The art piece was created as an altarpiece for a small chapel in Italy, as many of the art works that Masaccio was commissioned to create. The figures are painted roughly life size, showcasing members of the holy family and church.
The artwork is one of Masaccio's first to carry a vanishing point. This technique is also evident in his other painting, The Tribute Money. The use of a vanishing point was not commonly used at the time as it was an innovative technique used later on by prominent artists. The vanishing point within the fresco is located on a viewerÕs eye level, allowing for the artwork to seem even more in depth.
The art work is recorded to have had a significant impact on future artists for-passing Masaccio as they used the technique of a vanishing point. Through this aspect, figures within the artwork were able to look three-dimensional with more depth added. As the art work was created as an altarpiece for a church, its three-dimensional occupation allows for the figures to seem lifelike meeting with the viewer's gaze.
There has been an array of interpretations behind the artwork as critics debate the symbolism behind the work. Many see the painting as a traditional biblical illustration of Jesus dying on the cross for humanity's sins, however many see MasaccioÕs imagery to perhaps mean something else.
The two bottom figures at the right and left of the painting seem to resemble patrons kneeling and idolizing Jesus. The interesting note to view are the swift smiles painted across both character's faces. Their smiles add a different emotion to the artwork in comparison to the distraught expressions of the Saints beneath their leader.
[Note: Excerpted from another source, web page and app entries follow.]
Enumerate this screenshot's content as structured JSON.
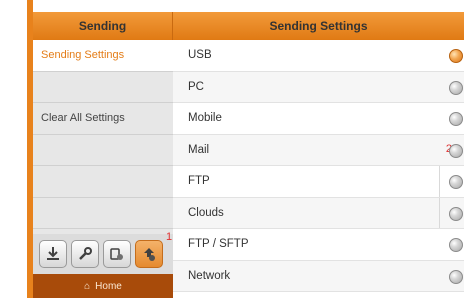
{
  "header": {
    "left_title": "Sending",
    "right_title": "Sending Settings"
  },
  "sidebar": {
    "items": [
      {
        "label": "Sending Settings",
        "active": true
      },
      {
        "label": ""
      },
      {
        "label": "Clear All Settings"
      },
      {
        "label": ""
      },
      {
        "label": ""
      },
      {
        "label": ""
      }
    ],
    "toolbar": {
      "buttons": [
        {
          "icon": "download-icon"
        },
        {
          "icon": "wrench-icon"
        },
        {
          "icon": "device-settings-icon"
        },
        {
          "icon": "upload-settings-icon",
          "selected": true
        }
      ],
      "callout": "1"
    },
    "home": {
      "label": "Home",
      "icon": "home-icon"
    }
  },
  "settings": {
    "rows": [
      {
        "label": "USB",
        "selected": true
      },
      {
        "label": "PC"
      },
      {
        "label": "Mobile"
      },
      {
        "label": "Mail",
        "callout": "2"
      },
      {
        "label": "FTP"
      },
      {
        "label": "Clouds"
      },
      {
        "label": "FTP / SFTP"
      },
      {
        "label": "Network"
      }
    ]
  },
  "colors": {
    "accent": "#e8821c",
    "home_bar": "#a84b0a",
    "callout": "#e03030"
  }
}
Another interesting element to note is that Masaccio had showcased both the Holy Father, and his only begotten son dead. The artist had only solely depicted the virgin mother and her son, but never the father and son. As the artwork was created two years prior to the death of Masaccio, it seems as if the painting was a transitional piece for the artist.
Masaccio had gone into greater detail to depict structures and figures than many of his previous art work did.
Alongside, the artist had decided to step away from his usual technique of illustrating his frescos in bright colours towards more monotones shades. The artwork continues to carry the exquisite detail and form evident throughout Masaccio's artwork.
Masaccio also pays tribute to Italian architecture as he illustrates an array of structures in Gothic styles and traditional materials. As the painting is a reflection of the church it was located in, the viewer is able to witness the beautiful architecture used to create these holy spaces.
Long columns fill the side of the painting, while the accentuating points are covered in exquisite detail and hand carved mastery. Classic shades of white and bronze fill the walls, illustrating the elegant style at the time. These soft illustrations by Masaccio allow historians to have a stronger understanding of the different structures and styles used during the Renaissance Era, in relation to both art and architecture.